■ Exercise description
Filter the entries down to the lines containing "icon", and copy those lines.

■ Data under study
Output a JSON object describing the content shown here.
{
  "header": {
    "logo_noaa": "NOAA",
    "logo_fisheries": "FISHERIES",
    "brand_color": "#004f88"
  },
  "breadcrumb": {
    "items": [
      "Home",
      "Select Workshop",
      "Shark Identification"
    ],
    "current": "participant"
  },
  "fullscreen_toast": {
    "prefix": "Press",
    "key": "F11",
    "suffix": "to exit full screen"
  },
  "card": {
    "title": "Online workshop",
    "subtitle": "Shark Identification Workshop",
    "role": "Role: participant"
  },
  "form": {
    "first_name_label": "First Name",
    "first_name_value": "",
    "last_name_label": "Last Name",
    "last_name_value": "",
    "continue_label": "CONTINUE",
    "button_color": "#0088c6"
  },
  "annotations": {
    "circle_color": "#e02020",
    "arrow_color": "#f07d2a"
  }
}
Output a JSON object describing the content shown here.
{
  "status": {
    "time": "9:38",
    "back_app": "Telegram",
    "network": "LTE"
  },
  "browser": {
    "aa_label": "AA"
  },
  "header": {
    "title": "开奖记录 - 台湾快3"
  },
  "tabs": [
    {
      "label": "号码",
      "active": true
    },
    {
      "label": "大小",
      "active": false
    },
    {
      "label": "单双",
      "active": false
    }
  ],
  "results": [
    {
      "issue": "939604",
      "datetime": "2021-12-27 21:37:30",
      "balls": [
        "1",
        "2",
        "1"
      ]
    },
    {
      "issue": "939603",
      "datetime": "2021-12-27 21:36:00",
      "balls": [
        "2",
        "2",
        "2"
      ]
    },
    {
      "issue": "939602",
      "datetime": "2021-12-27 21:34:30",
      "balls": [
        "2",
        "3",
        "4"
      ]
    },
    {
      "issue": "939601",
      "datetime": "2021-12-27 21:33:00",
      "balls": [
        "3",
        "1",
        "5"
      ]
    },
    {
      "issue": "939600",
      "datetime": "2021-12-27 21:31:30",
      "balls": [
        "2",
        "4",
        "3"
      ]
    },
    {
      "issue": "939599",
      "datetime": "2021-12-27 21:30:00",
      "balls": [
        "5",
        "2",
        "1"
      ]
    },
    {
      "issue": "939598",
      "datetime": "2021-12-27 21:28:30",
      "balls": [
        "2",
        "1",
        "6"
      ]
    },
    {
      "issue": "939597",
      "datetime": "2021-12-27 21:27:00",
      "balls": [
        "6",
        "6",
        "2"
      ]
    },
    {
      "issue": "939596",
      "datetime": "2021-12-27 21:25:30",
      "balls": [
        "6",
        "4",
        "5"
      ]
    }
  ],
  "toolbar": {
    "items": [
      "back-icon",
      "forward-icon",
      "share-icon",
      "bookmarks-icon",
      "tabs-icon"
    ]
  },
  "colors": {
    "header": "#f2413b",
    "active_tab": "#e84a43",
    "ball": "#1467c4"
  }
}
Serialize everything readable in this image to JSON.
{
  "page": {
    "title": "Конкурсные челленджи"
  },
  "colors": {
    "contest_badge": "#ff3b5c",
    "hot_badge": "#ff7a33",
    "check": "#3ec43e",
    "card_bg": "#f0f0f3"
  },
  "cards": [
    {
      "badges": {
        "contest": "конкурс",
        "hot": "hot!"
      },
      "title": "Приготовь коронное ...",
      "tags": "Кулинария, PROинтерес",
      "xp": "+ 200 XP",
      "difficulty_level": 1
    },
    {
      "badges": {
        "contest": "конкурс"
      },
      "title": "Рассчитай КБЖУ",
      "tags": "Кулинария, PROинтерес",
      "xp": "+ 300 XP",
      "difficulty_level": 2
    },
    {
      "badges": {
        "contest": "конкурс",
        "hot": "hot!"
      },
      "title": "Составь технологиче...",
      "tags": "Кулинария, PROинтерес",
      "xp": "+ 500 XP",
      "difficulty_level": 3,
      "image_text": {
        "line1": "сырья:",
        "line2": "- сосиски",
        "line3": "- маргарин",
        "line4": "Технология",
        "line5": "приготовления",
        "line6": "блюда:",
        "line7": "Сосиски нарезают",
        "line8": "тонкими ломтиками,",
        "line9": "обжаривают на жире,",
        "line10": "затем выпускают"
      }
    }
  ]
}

■ Exercise response
      "back-icon",
      "forward-icon",
      "share-icon",
      "bookmarks-icon",
      "tabs-icon"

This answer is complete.